- Given records:
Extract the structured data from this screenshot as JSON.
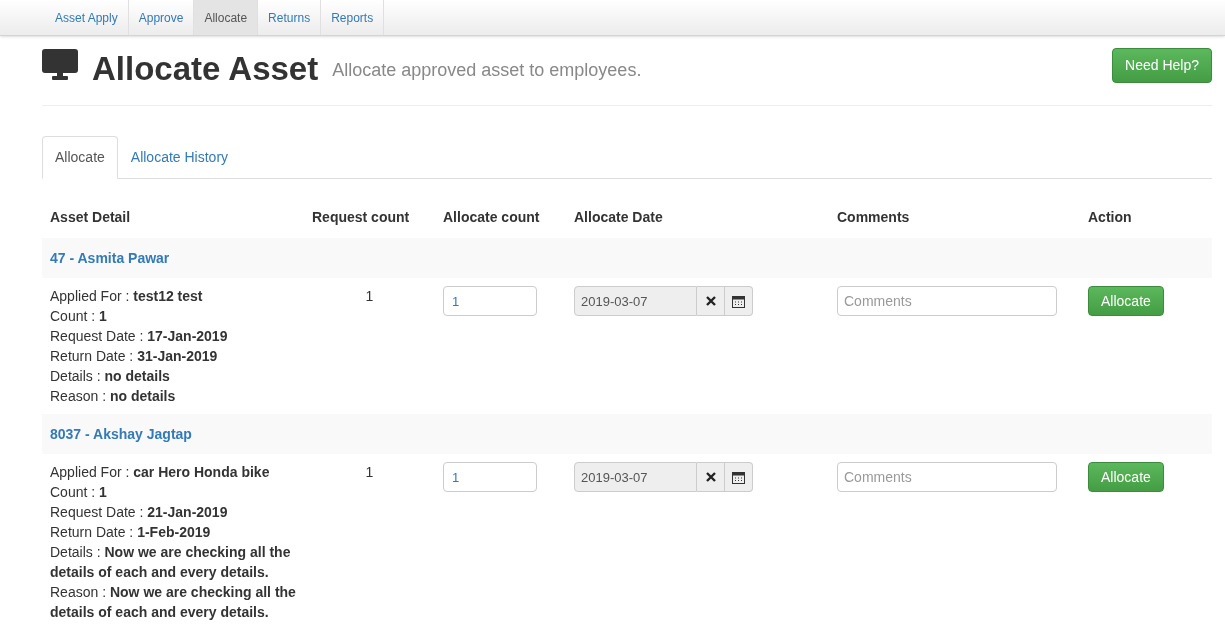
{
  "nav": [
    {
      "label": "Asset Apply",
      "selected": false
    },
    {
      "label": "Approve",
      "selected": false
    },
    {
      "label": "Allocate",
      "selected": true
    },
    {
      "label": "Returns",
      "selected": false
    },
    {
      "label": "Reports",
      "selected": false
    }
  ],
  "header": {
    "title": "Allocate Asset",
    "subtitle": "Allocate approved asset to employees.",
    "help_button": "Need Help?"
  },
  "tabs": [
    {
      "label": "Allocate",
      "selected": true
    },
    {
      "label": "Allocate History",
      "selected": false
    }
  ],
  "table": {
    "columns": [
      "Asset Detail",
      "Request count",
      "Allocate count",
      "Allocate Date",
      "Comments",
      "Action"
    ],
    "groups": [
      {
        "employee": "47 - Asmita Pawar",
        "details": [
          {
            "label": "Applied For :",
            "value": "test12 test"
          },
          {
            "label": "Count :",
            "value": "1"
          },
          {
            "label": "Request Date :",
            "value": "17-Jan-2019"
          },
          {
            "label": "Return Date :",
            "value": "31-Jan-2019"
          },
          {
            "label": "Details :",
            "value": "no details"
          },
          {
            "label": "Reason :",
            "value": "no details"
          }
        ],
        "request_count": "1",
        "allocate_count": "1",
        "allocate_date": "2019-03-07",
        "comments_placeholder": "Comments",
        "action": "Allocate"
      },
      {
        "employee": "8037 - Akshay Jagtap",
        "details": [
          {
            "label": "Applied For :",
            "value": "car Hero Honda bike"
          },
          {
            "label": "Count :",
            "value": "1"
          },
          {
            "label": "Request Date :",
            "value": "21-Jan-2019"
          },
          {
            "label": "Return Date :",
            "value": "1-Feb-2019"
          },
          {
            "label": "Details :",
            "value": "Now we are checking all the details of each and every details."
          },
          {
            "label": "Reason :",
            "value": "Now we are checking all the details of each and every details."
          }
        ],
        "request_count": "1",
        "allocate_count": "1",
        "allocate_date": "2019-03-07",
        "comments_placeholder": "Comments",
        "action": "Allocate"
      }
    ]
  }
}
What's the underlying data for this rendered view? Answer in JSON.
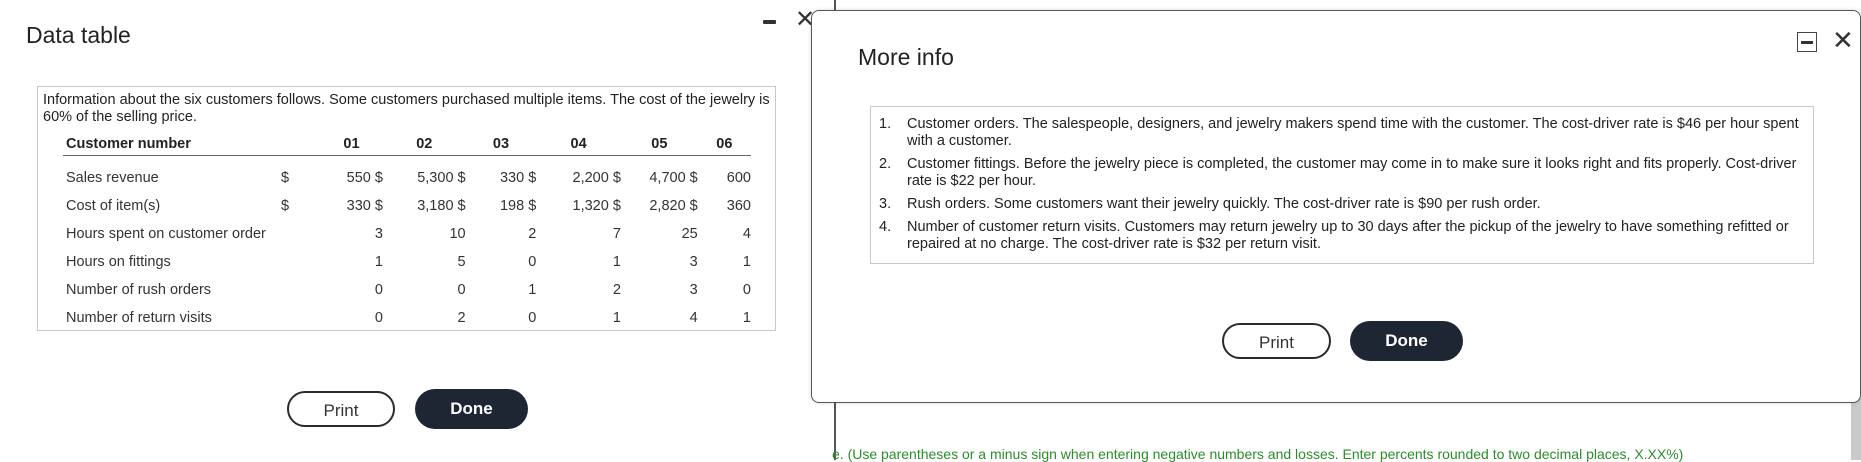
{
  "data_table_dialog": {
    "title": "Data table",
    "intro": "Information about the six customers follows. Some customers purchased multiple items. The cost of the jewelry is 60% of the selling price.",
    "header": {
      "label": "Customer number",
      "columns": [
        "01",
        "02",
        "03",
        "04",
        "05",
        "06"
      ]
    },
    "rows": [
      {
        "label": "Sales revenue",
        "currency": "$",
        "values": [
          "550 $",
          "5,300 $",
          "330 $",
          "2,200 $",
          "4,700 $",
          "600"
        ]
      },
      {
        "label": "Cost of item(s)",
        "currency": "$",
        "values": [
          "330 $",
          "3,180 $",
          "198 $",
          "1,320 $",
          "2,820 $",
          "360"
        ]
      },
      {
        "label": "Hours spent on customer order",
        "currency": "",
        "values": [
          "3",
          "10",
          "2",
          "7",
          "25",
          "4"
        ]
      },
      {
        "label": "Hours on fittings",
        "currency": "",
        "values": [
          "1",
          "5",
          "0",
          "1",
          "3",
          "1"
        ]
      },
      {
        "label": "Number of rush orders",
        "currency": "",
        "values": [
          "0",
          "0",
          "1",
          "2",
          "3",
          "0"
        ]
      },
      {
        "label": "Number of return visits",
        "currency": "",
        "values": [
          "0",
          "2",
          "0",
          "1",
          "4",
          "1"
        ]
      }
    ],
    "print_label": "Print",
    "done_label": "Done",
    "close_glyph": "✕"
  },
  "more_info_dialog": {
    "title": "More info",
    "items": [
      {
        "num": "1.",
        "text": "Customer orders. The salespeople, designers, and jewelry makers spend time with the customer. The cost-driver rate is $46 per hour spent with a customer."
      },
      {
        "num": "2.",
        "text": "Customer fittings. Before the jewelry piece is completed, the customer may come in to make sure it looks right and fits properly. Cost-driver rate is $22 per hour."
      },
      {
        "num": "3.",
        "text": "Rush orders. Some customers want their jewelry quickly. The cost-driver rate is $90 per rush order."
      },
      {
        "num": "4.",
        "text": "Number of customer return visits. Customers may return jewelry up to 30 days after the pickup of the jewelry to have something refitted or repaired at no charge. The cost-driver rate is $32 per return visit."
      }
    ],
    "print_label": "Print",
    "done_label": "Done",
    "close_glyph": "✕"
  },
  "background_page": {
    "hint": "e. (Use parentheses or a minus sign when entering negative numbers and losses. Enter percents rounded to two decimal places, X.XX%)"
  },
  "colors": {
    "dark_button": "#1e2633",
    "hint_text": "#2e8b2e",
    "border": "#c8c8c8"
  }
}
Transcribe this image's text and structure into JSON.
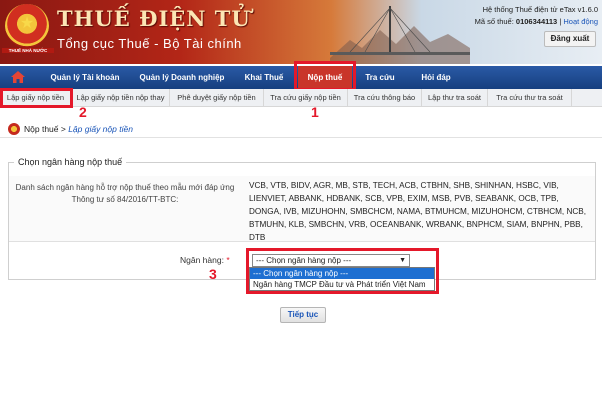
{
  "header": {
    "emblem_text": "THUẾ NHÀ NƯỚC",
    "brand_title": "THUẾ ĐIỆN TỬ",
    "brand_subtitle": "Tổng cục Thuế - Bộ Tài chính",
    "system_info": "Hệ thống Thuế điện tử eTax v1.6.0",
    "tax_code_label": "Mã số thuế:",
    "tax_code": "0106344113",
    "separator": "|",
    "help_link": "Hoạt động",
    "logout_label": "Đăng xuất"
  },
  "nav": {
    "items": [
      {
        "label": "Quản lý Tài khoản"
      },
      {
        "label": "Quản lý Doanh nghiệp"
      },
      {
        "label": "Khai Thuế"
      },
      {
        "label": "Nộp thuế"
      },
      {
        "label": "Tra cứu"
      },
      {
        "label": "Hỏi đáp"
      }
    ]
  },
  "subnav": {
    "items": [
      {
        "label": "Lập giấy nộp tiền"
      },
      {
        "label": "Lập giấy nộp tiền nộp thay"
      },
      {
        "label": "Phê duyệt giấy nộp tiền"
      },
      {
        "label": "Tra cứu giấy nộp tiền"
      },
      {
        "label": "Tra cứu thông báo"
      },
      {
        "label": "Lập thư tra soát"
      },
      {
        "label": "Tra cứu thư tra soát"
      }
    ]
  },
  "breadcrumb": {
    "parent": "Nộp thuế",
    "sep": " > ",
    "current": "Lập giấy nộp tiền"
  },
  "form": {
    "legend": "Chọn ngân hàng nộp thuế",
    "banks_label": "Danh sách ngân hàng hỗ trợ nộp thuế theo mẫu mới đáp ứng Thông tư số 84/2016/TT-BTC:",
    "banks_list": "VCB, VTB, BIDV, AGR, MB, STB, TECH, ACB, CTBHN, SHB, SHINHAN, HSBC, VIB, LIENVIET, ABBANK, HDBANK, SCB, VPB, EXIM, MSB, PVB, SEABANK, OCB, TPB, DONGA, IVB, MIZUHOHN, SMBCHCM, NAMA, BTMUHCM, MIZUHOHCM, CTBHCM, NCB, BTMUHN, KLB, SMBCHN, VRB, OCEANBANK, WRBANK, BNPHCM, SIAM, BNPHN, PBB, DTB",
    "bank_field_label": "Ngân hàng:",
    "required_mark": "*",
    "select_value": "--- Chọn ngân hàng nộp ---",
    "options": [
      {
        "label": "--- Chọn ngân hàng nộp ---"
      },
      {
        "label": "Ngân hàng TMCP Đầu tư và Phát triển Việt Nam"
      }
    ],
    "continue_label": "Tiếp tục"
  },
  "annotations": {
    "step1": "1",
    "step2": "2",
    "step3": "3",
    "color": "#e4182a"
  }
}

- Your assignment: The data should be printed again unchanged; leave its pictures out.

- Written solution:
Extract the structured data from this screenshot as JSON.
{
  "nav": [
    {
      "label": "Asset Apply",
      "selected": false
    },
    {
      "label": "Approve",
      "selected": false
    },
    {
      "label": "Allocate",
      "selected": true
    },
    {
      "label": "Returns",
      "selected": false
    },
    {
      "label": "Reports",
      "selected": false
    }
  ],
  "header": {
    "title": "Allocate Asset",
    "subtitle": "Allocate approved asset to employees.",
    "help_button": "Need Help?"
  },
  "tabs": [
    {
      "label": "Allocate",
      "selected": true
    },
    {
      "label": "Allocate History",
      "selected": false
    }
  ],
  "table": {
    "columns": [
      "Asset Detail",
      "Request count",
      "Allocate count",
      "Allocate Date",
      "Comments",
      "Action"
    ],
    "groups": [
      {
        "employee": "47 - Asmita Pawar",
        "details": [
          {
            "label": "Applied For :",
            "value": "test12 test"
          },
          {
            "label": "Count :",
            "value": "1"
          },
          {
            "label": "Request Date :",
            "value": "17-Jan-2019"
          },
          {
            "label": "Return Date :",
            "value": "31-Jan-2019"
          },
          {
            "label": "Details :",
            "value": "no details"
          },
          {
            "label": "Reason :",
            "value": "no details"
          }
        ],
        "request_count": "1",
        "allocate_count": "1",
        "allocate_date": "2019-03-07",
        "comments_placeholder": "Comments",
        "action": "Allocate"
      },
      {
        "employee": "8037 - Akshay Jagtap",
        "details": [
          {
            "label": "Applied For :",
            "value": "car Hero Honda bike"
          },
          {
            "label": "Count :",
            "value": "1"
          },
          {
            "label": "Request Date :",
            "value": "21-Jan-2019"
          },
          {
            "label": "Return Date :",
            "value": "1-Feb-2019"
          },
          {
            "label": "Details :",
            "value": "Now we are checking all the details of each and every details."
          },
          {
            "label": "Reason :",
            "value": "Now we are checking all the details of each and every details."
          }
        ],
        "request_count": "1",
        "allocate_count": "1",
        "allocate_date": "2019-03-07",
        "comments_placeholder": "Comments",
        "action": "Allocate"
      }
    ]
  }
}
What's the underlying data for this rendered view? Answer in JSON.
{
  "data_table_dialog": {
    "title": "Data table",
    "intro": "Information about the six customers follows. Some customers purchased multiple items. The cost of the jewelry is 60% of the selling price.",
    "header": {
      "label": "Customer number",
      "columns": [
        "01",
        "02",
        "03",
        "04",
        "05",
        "06"
      ]
    },
    "rows": [
      {
        "label": "Sales revenue",
        "currency": "$",
        "values": [
          "550 $",
          "5,300 $",
          "330 $",
          "2,200 $",
          "4,700 $",
          "600"
        ]
      },
      {
        "label": "Cost of item(s)",
        "currency": "$",
        "values": [
          "330 $",
          "3,180 $",
          "198 $",
          "1,320 $",
          "2,820 $",
          "360"
        ]
      },
      {
        "label": "Hours spent on customer order",
        "currency": "",
        "values": [
          "3",
          "10",
          "2",
          "7",
          "25",
          "4"
        ]
      },
      {
        "label": "Hours on fittings",
        "currency": "",
        "values": [
          "1",
          "5",
          "0",
          "1",
          "3",
          "1"
        ]
      },
      {
        "label": "Number of rush orders",
        "currency": "",
        "values": [
          "0",
          "0",
          "1",
          "2",
          "3",
          "0"
        ]
      },
      {
        "label": "Number of return visits",
        "currency": "",
        "values": [
          "0",
          "2",
          "0",
          "1",
          "4",
          "1"
        ]
      }
    ],
    "print_label": "Print",
    "done_label": "Done",
    "close_glyph": "✕"
  },
  "more_info_dialog": {
    "title": "More info",
    "items": [
      {
        "num": "1.",
        "text": "Customer orders. The salespeople, designers, and jewelry makers spend time with the customer. The cost-driver rate is $46 per hour spent with a customer."
      },
      {
        "num": "2.",
        "text": "Customer fittings. Before the jewelry piece is completed, the customer may come in to make sure it looks right and fits properly. Cost-driver rate is $22 per hour."
      },
      {
        "num": "3.",
        "text": "Rush orders. Some customers want their jewelry quickly. The cost-driver rate is $90 per rush order."
      },
      {
        "num": "4.",
        "text": "Number of customer return visits. Customers may return jewelry up to 30 days after the pickup of the jewelry to have something refitted or repaired at no charge. The cost-driver rate is $32 per return visit."
      }
    ],
    "print_label": "Print",
    "done_label": "Done",
    "close_glyph": "✕"
  },
  "background_page": {
    "hint": "e. (Use parentheses or a minus sign when entering negative numbers and losses. Enter percents rounded to two decimal places, X.XX%)"
  },
  "colors": {
    "dark_button": "#1e2633",
    "hint_text": "#2e8b2e",
    "border": "#c8c8c8"
  }
}
Transcribe this image's text and structure into JSON.
{
  "header": {
    "emblem_text": "THUẾ NHÀ NƯỚC",
    "brand_title": "THUẾ ĐIỆN TỬ",
    "brand_subtitle": "Tổng cục Thuế - Bộ Tài chính",
    "system_info": "Hệ thống Thuế điện tử eTax v1.6.0",
    "tax_code_label": "Mã số thuế:",
    "tax_code": "0106344113",
    "separator": "|",
    "help_link": "Hoạt động",
    "logout_label": "Đăng xuất"
  },
  "nav": {
    "items": [
      {
        "label": "Quản lý Tài khoản"
      },
      {
        "label": "Quản lý Doanh nghiệp"
      },
      {
        "label": "Khai Thuế"
      },
      {
        "label": "Nộp thuế"
      },
      {
        "label": "Tra cứu"
      },
      {
        "label": "Hỏi đáp"
      }
    ]
  },
  "subnav": {
    "items": [
      {
        "label": "Lập giấy nộp tiền"
      },
      {
        "label": "Lập giấy nộp tiền nộp thay"
      },
      {
        "label": "Phê duyệt giấy nộp tiền"
      },
      {
        "label": "Tra cứu giấy nộp tiền"
      },
      {
        "label": "Tra cứu thông báo"
      },
      {
        "label": "Lập thư tra soát"
      },
      {
        "label": "Tra cứu thư tra soát"
      }
    ]
  },
  "breadcrumb": {
    "parent": "Nộp thuế",
    "sep": " > ",
    "current": "Lập giấy nộp tiền"
  },
  "form": {
    "legend": "Chọn ngân hàng nộp thuế",
    "banks_label": "Danh sách ngân hàng hỗ trợ nộp thuế theo mẫu mới đáp ứng Thông tư số 84/2016/TT-BTC:",
    "banks_list": "VCB, VTB, BIDV, AGR, MB, STB, TECH, ACB, CTBHN, SHB, SHINHAN, HSBC, VIB, LIENVIET, ABBANK, HDBANK, SCB, VPB, EXIM, MSB, PVB, SEABANK, OCB, TPB, DONGA, IVB, MIZUHOHN, SMBCHCM, NAMA, BTMUHCM, MIZUHOHCM, CTBHCM, NCB, BTMUHN, KLB, SMBCHN, VRB, OCEANBANK, WRBANK, BNPHCM, SIAM, BNPHN, PBB, DTB",
    "bank_field_label": "Ngân hàng:",
    "required_mark": "*",
    "select_value": "--- Chọn ngân hàng nộp ---",
    "options": [
      {
        "label": "--- Chọn ngân hàng nộp ---"
      },
      {
        "label": "Ngân hàng TMCP Đầu tư và Phát triển Việt Nam"
      }
    ],
    "continue_label": "Tiếp tục"
  },
  "annotations": {
    "step1": "1",
    "step2": "2",
    "step3": "3",
    "color": "#e4182a"
  }
}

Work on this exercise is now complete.